### Task prompt
The answer must be the full listing, reproduced word for word.

---------- Excerpted records ----------

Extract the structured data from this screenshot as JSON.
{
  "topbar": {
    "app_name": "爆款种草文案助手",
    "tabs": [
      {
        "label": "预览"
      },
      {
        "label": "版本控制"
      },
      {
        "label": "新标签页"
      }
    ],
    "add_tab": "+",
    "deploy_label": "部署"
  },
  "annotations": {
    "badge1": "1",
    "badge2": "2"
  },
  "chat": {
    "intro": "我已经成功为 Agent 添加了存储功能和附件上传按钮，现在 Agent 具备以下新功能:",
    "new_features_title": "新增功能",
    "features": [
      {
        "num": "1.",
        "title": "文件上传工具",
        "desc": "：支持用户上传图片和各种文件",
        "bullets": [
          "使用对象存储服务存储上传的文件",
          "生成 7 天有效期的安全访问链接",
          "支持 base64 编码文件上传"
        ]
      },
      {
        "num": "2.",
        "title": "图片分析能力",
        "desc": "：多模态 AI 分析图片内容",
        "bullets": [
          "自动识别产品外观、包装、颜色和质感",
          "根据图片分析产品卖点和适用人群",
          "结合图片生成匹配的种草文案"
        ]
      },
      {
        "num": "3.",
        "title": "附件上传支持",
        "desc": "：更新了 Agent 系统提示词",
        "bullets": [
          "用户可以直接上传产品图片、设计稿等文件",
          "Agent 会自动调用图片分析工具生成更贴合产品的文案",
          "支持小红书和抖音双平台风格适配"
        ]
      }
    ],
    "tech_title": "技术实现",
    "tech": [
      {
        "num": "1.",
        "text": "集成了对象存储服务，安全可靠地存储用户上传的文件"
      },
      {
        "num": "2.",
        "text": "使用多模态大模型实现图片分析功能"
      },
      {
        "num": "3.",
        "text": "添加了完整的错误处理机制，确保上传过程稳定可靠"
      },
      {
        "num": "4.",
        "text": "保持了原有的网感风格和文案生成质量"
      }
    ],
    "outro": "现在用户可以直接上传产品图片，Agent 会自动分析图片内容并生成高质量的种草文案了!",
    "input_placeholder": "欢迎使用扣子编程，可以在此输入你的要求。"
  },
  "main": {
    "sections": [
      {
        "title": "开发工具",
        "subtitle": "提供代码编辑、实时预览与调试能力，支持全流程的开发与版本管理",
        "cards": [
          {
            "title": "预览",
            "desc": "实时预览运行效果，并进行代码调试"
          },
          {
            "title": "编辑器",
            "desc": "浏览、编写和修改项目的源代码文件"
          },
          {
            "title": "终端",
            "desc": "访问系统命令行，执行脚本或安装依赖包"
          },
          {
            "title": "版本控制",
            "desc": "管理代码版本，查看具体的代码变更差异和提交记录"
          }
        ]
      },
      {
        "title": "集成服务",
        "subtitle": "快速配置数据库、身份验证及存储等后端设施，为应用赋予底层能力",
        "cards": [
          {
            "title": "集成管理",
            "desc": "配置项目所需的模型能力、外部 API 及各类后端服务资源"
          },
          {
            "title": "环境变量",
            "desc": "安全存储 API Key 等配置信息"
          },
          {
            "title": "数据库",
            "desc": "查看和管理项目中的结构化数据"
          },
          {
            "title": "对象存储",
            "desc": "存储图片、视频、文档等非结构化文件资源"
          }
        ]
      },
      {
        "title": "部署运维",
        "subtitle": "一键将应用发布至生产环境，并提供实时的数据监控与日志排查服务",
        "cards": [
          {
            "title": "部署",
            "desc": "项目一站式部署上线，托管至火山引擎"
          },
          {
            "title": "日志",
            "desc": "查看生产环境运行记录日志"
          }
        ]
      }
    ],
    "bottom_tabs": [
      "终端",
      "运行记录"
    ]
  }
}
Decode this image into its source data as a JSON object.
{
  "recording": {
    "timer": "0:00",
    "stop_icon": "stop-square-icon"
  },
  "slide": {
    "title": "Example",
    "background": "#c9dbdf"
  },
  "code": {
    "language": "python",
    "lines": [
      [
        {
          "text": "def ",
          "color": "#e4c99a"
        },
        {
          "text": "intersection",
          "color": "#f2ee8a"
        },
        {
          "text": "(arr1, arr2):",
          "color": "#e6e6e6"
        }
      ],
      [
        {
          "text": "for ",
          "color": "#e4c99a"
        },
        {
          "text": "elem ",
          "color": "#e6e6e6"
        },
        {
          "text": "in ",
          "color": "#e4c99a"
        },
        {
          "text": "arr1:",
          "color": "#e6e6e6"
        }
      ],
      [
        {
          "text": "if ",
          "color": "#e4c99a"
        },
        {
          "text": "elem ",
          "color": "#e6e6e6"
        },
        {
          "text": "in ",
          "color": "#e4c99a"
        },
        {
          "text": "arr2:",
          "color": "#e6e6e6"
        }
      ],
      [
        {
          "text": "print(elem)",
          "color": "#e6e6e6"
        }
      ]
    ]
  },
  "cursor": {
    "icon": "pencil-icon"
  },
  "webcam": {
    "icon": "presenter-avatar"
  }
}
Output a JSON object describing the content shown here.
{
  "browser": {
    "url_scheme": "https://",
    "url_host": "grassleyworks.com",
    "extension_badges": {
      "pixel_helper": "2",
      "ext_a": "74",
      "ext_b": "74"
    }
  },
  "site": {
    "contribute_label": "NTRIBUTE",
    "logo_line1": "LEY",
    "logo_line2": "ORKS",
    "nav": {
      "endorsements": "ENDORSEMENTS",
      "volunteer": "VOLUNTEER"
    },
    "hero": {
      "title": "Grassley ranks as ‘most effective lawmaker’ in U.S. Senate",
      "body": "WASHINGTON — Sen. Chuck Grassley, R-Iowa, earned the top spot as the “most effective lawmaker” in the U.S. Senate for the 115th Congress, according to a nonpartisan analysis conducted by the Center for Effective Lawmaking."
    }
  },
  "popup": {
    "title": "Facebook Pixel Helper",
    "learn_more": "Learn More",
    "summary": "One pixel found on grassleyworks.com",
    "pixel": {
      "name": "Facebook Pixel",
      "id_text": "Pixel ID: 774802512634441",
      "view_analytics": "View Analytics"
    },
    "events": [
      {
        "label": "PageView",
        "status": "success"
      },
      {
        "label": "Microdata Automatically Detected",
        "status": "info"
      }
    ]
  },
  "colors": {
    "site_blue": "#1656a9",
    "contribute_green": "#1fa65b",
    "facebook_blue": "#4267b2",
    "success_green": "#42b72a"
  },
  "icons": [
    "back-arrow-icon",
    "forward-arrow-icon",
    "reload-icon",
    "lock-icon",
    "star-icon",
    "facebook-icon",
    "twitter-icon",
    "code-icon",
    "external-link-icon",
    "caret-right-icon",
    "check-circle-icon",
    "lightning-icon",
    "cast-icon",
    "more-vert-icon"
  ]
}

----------

### The completed task
Extract the structured data from this screenshot as JSON.
{
  "topbar": {
    "app_name": "爆款种草文案助手",
    "tabs": [
      {
        "label": "预览"
      },
      {
        "label": "版本控制"
      },
      {
        "label": "新标签页"
      }
    ],
    "add_tab": "+",
    "deploy_label": "部署"
  },
  "annotations": {
    "badge1": "1",
    "badge2": "2"
  },
  "chat": {
    "intro": "我已经成功为 Agent 添加了存储功能和附件上传按钮，现在 Agent 具备以下新功能:",
    "new_features_title": "新增功能",
    "features": [
      {
        "num": "1.",
        "title": "文件上传工具",
        "desc": "：支持用户上传图片和各种文件",
        "bullets": [
          "使用对象存储服务存储上传的文件",
          "生成 7 天有效期的安全访问链接",
          "支持 base64 编码文件上传"
        ]
      },
      {
        "num": "2.",
        "title": "图片分析能力",
        "desc": "：多模态 AI 分析图片内容",
        "bullets": [
          "自动识别产品外观、包装、颜色和质感",
          "根据图片分析产品卖点和适用人群",
          "结合图片生成匹配的种草文案"
        ]
      },
      {
        "num": "3.",
        "title": "附件上传支持",
        "desc": "：更新了 Agent 系统提示词",
        "bullets": [
          "用户可以直接上传产品图片、设计稿等文件",
          "Agent 会自动调用图片分析工具生成更贴合产品的文案",
          "支持小红书和抖音双平台风格适配"
        ]
      }
    ],
    "tech_title": "技术实现",
    "tech": [
      {
        "num": "1.",
        "text": "集成了对象存储服务，安全可靠地存储用户上传的文件"
      },
      {
        "num": "2.",
        "text": "使用多模态大模型实现图片分析功能"
      },
      {
        "num": "3.",
        "text": "添加了完整的错误处理机制，确保上传过程稳定可靠"
      },
      {
        "num": "4.",
        "text": "保持了原有的网感风格和文案生成质量"
      }
    ],
    "outro": "现在用户可以直接上传产品图片，Agent 会自动分析图片内容并生成高质量的种草文案了!",
    "input_placeholder": "欢迎使用扣子编程，可以在此输入你的要求。"
  },
  "main": {
    "sections": [
      {
        "title": "开发工具",
        "subtitle": "提供代码编辑、实时预览与调试能力，支持全流程的开发与版本管理",
        "cards": [
          {
            "title": "预览",
            "desc": "实时预览运行效果，并进行代码调试"
          },
          {
            "title": "编辑器",
            "desc": "浏览、编写和修改项目的源代码文件"
          },
          {
            "title": "终端",
            "desc": "访问系统命令行，执行脚本或安装依赖包"
          },
          {
            "title": "版本控制",
            "desc": "管理代码版本，查看具体的代码变更差异和提交记录"
          }
        ]
      },
      {
        "title": "集成服务",
        "subtitle": "快速配置数据库、身份验证及存储等后端设施，为应用赋予底层能力",
        "cards": [
          {
            "title": "集成管理",
            "desc": "配置项目所需的模型能力、外部 API 及各类后端服务资源"
          },
          {
            "title": "环境变量",
            "desc": "安全存储 API Key 等配置信息"
          },
          {
            "title": "数据库",
            "desc": "查看和管理项目中的结构化数据"
          },
          {
            "title": "对象存储",
            "desc": "存储图片、视频、文档等非结构化文件资源"
          }
        ]
      },
      {
        "title": "部署运维",
        "subtitle": "一键将应用发布至生产环境，并提供实时的数据监控与日志排查服务",
        "cards": [
          {
            "title": "部署",
            "desc": "项目一站式部署上线，托管至火山引擎"
          },
          {
            "title": "日志",
            "desc": "查看生产环境运行记录日志"
          }
        ]
      }
    ],
    "bottom_tabs": [
      "终端",
      "运行记录"
    ]
  }
}
Decode this image into its source data as a JSON object.
{
  "recording": {
    "timer": "0:00",
    "stop_icon": "stop-square-icon"
  },
  "slide": {
    "title": "Example",
    "background": "#c9dbdf"
  },
  "code": {
    "language": "python",
    "lines": [
      [
        {
          "text": "def ",
          "color": "#e4c99a"
        },
        {
          "text": "intersection",
          "color": "#f2ee8a"
        },
        {
          "text": "(arr1, arr2):",
          "color": "#e6e6e6"
        }
      ],
      [
        {
          "text": "for ",
          "color": "#e4c99a"
        },
        {
          "text": "elem ",
          "color": "#e6e6e6"
        },
        {
          "text": "in ",
          "color": "#e4c99a"
        },
        {
          "text": "arr1:",
          "color": "#e6e6e6"
        }
      ],
      [
        {
          "text": "if ",
          "color": "#e4c99a"
        },
        {
          "text": "elem ",
          "color": "#e6e6e6"
        },
        {
          "text": "in ",
          "color": "#e4c99a"
        },
        {
          "text": "arr2:",
          "color": "#e6e6e6"
        }
      ],
      [
        {
          "text": "print(elem)",
          "color": "#e6e6e6"
        }
      ]
    ]
  },
  "cursor": {
    "icon": "pencil-icon"
  },
  "webcam": {
    "icon": "presenter-avatar"
  }
}
Output a JSON object describing the content shown here.
{
  "browser": {
    "url_scheme": "https://",
    "url_host": "grassleyworks.com",
    "extension_badges": {
      "pixel_helper": "2",
      "ext_a": "74",
      "ext_b": "74"
    }
  },
  "site": {
    "contribute_label": "NTRIBUTE",
    "logo_line1": "LEY",
    "logo_line2": "ORKS",
    "nav": {
      "endorsements": "ENDORSEMENTS",
      "volunteer": "VOLUNTEER"
    },
    "hero": {
      "title": "Grassley ranks as ‘most effective lawmaker’ in U.S. Senate",
      "body": "WASHINGTON — Sen. Chuck Grassley, R-Iowa, earned the top spot as the “most effective lawmaker” in the U.S. Senate for the 115th Congress, according to a nonpartisan analysis conducted by the Center for Effective Lawmaking."
    }
  },
  "popup": {
    "title": "Facebook Pixel Helper",
    "learn_more": "Learn More",
    "summary": "One pixel found on grassleyworks.com",
    "pixel": {
      "name": "Facebook Pixel",
      "id_text": "Pixel ID: 774802512634441",
      "view_analytics": "View Analytics"
    },
    "events": [
      {
        "label": "PageView",
        "status": "success"
      },
      {
        "label": "Microdata Automatically Detected",
        "status": "info"
      }
    ]
  },
  "colors": {
    "site_blue": "#1656a9",
    "contribute_green": "#1fa65b",
    "facebook_blue": "#4267b2",
    "success_green": "#42b72a"
  },
  "icons": [
    "back-arrow-icon",
    "forward-arrow-icon",
    "reload-icon",
    "lock-icon",
    "star-icon",
    "facebook-icon",
    "twitter-icon",
    "code-icon",
    "external-link-icon",
    "caret-right-icon",
    "check-circle-icon",
    "lightning-icon",
    "cast-icon",
    "more-vert-icon"
  ]
}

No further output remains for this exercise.